Farley has written an organized and focused approach to parenting, one which I find much that I agree with. His writing is easy-to-read and it is evident that he has read widely. His recommendations are not just from his own experience or observations but are synthesized with the perspective of many other Christian pastors, counselors and theologians.
One area where I had persistent disagreement with his suggestions was in the area of discipline, where he seemed to suggest that in certain stages of a child's life that immediate corporal punishment was the proper, perhaps even the only, appropriate way to change behavior. My opposition to this approach is two-fold.
First, in my own experience, with my older children as well as the youngest, was that time-out can be used to very good effect. The root meaning of discipline is "to teach," which can be done in more ways than just punishment. Secondly, the notion that all infractions must be punished, as a part of teaching a child obedience, which embracing the Gospel calls all Christians towards, denies a fundamental truth of the Gospel, which is that every sin a Christian commits is not punished directly. The sin is indeed punished, but the punishment is not born by the Christian but by their Lord and Savior, Christ Jesus.
I recommend Farley's book, particularly with its emphasis on shaping the heart as the primary goal of parenting. Read it, read your Bible alongside it, and perhaps read some of his references as well. Children are indeed a gift from the Lord and perhaps our greatest way of receiving that gift is to shape the child to pursue and embrace their Creator.
An example of this would be quoting an author saying “you should discipline your kids with consistency” then based on that saying “you should spank your kids with consistently and with a firm hand” as I did with my kids who turned out great”.
With this example he might be completely right, but I would have liked to see more support for his claims.
Another critique was building a long case for things that seem pretty well understood, and than making a strong claim without much elaboration to support this claim.
Example: “...children who’s self will is broken grow up to be better leaders, less likely to use drugs, drink alcohol, have sex before marriage...example my son”. While this might be true he used a personal example and I would have liked to know more about how he came to that conclusion.
I was also curious about using guys like John Wesley and Puritan authors as experts on parenting. My understanding is they were mostly absent from many of their children’s lives, so I do not automatically give them my excellent dads badge of honor and who I would want to model my parenting tactics from. While guys like John Wesley are unquestionably qualified to cite for theology and spiritual leadership, I would need the author to build the case these are guys to listen to about parenting.
Lastly, some of the information cited seemed to be a bit outdated, while it might still be true I would like to see more current studies about topics like “homosexuality”.

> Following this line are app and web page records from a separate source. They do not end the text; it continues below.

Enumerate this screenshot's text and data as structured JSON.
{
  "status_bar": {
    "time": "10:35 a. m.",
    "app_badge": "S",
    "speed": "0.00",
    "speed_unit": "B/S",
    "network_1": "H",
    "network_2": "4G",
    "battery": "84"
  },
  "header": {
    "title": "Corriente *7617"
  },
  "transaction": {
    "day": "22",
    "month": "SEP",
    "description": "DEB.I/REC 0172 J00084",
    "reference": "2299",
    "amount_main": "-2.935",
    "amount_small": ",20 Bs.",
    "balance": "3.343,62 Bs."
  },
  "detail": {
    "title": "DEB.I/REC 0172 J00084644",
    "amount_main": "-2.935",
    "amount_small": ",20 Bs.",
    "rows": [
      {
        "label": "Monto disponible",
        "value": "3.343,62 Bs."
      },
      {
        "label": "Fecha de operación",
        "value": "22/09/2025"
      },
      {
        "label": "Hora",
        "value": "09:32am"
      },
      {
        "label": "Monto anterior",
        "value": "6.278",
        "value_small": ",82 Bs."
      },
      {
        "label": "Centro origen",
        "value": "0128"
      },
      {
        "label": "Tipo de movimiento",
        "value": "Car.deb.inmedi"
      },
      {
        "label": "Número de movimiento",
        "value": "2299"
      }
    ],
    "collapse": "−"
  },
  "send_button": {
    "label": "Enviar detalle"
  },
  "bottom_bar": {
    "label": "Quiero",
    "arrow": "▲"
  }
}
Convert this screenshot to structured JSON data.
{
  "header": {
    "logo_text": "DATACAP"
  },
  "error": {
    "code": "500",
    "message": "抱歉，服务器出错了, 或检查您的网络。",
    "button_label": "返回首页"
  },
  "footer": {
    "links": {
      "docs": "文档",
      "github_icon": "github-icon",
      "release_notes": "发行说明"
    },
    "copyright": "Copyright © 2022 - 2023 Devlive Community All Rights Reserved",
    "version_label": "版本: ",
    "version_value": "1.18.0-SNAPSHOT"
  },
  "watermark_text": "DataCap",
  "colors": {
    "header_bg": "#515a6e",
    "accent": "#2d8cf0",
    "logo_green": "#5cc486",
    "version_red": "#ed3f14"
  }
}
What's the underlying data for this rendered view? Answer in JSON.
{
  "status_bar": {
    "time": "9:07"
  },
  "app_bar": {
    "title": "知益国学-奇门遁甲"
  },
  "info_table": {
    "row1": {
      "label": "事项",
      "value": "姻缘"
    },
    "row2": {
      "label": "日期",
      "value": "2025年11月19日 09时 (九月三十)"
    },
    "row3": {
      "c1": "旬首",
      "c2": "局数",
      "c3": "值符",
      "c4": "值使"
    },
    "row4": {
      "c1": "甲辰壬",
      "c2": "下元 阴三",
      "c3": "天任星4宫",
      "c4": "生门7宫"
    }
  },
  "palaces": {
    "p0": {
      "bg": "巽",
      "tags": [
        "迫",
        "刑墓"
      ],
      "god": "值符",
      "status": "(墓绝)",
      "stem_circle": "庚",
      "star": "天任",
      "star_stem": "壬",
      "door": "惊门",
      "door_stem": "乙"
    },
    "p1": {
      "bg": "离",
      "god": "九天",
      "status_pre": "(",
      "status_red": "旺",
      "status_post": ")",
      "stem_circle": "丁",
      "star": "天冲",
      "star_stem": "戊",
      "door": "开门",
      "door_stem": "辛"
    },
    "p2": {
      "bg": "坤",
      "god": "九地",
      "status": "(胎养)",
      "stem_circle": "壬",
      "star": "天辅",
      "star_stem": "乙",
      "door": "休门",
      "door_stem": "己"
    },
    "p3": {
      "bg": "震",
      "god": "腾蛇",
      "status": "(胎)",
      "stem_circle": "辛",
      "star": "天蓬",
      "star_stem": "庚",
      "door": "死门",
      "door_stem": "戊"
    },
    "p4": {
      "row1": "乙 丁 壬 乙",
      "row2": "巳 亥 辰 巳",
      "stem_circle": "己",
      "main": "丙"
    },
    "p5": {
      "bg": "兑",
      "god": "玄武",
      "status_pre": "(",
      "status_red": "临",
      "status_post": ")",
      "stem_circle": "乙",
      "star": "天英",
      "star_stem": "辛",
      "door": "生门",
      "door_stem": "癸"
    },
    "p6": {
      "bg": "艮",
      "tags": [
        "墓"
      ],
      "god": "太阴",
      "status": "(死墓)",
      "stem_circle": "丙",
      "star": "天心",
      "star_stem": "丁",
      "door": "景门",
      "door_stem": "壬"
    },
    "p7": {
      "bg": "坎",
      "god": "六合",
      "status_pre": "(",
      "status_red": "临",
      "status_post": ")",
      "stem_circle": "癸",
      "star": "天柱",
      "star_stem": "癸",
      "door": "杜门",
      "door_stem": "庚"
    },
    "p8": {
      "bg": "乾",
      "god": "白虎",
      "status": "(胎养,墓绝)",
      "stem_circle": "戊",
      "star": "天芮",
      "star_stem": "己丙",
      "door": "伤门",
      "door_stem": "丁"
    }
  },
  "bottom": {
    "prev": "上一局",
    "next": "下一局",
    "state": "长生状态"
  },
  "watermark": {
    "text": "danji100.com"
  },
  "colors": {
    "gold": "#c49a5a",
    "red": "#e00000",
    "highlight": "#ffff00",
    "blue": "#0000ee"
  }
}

Overall I have the book 3 stars as I found some good nuggets and interesting takeaways, but I would have like to see more elaboration for claims pertaining to the actually “how-to’s” of parenting.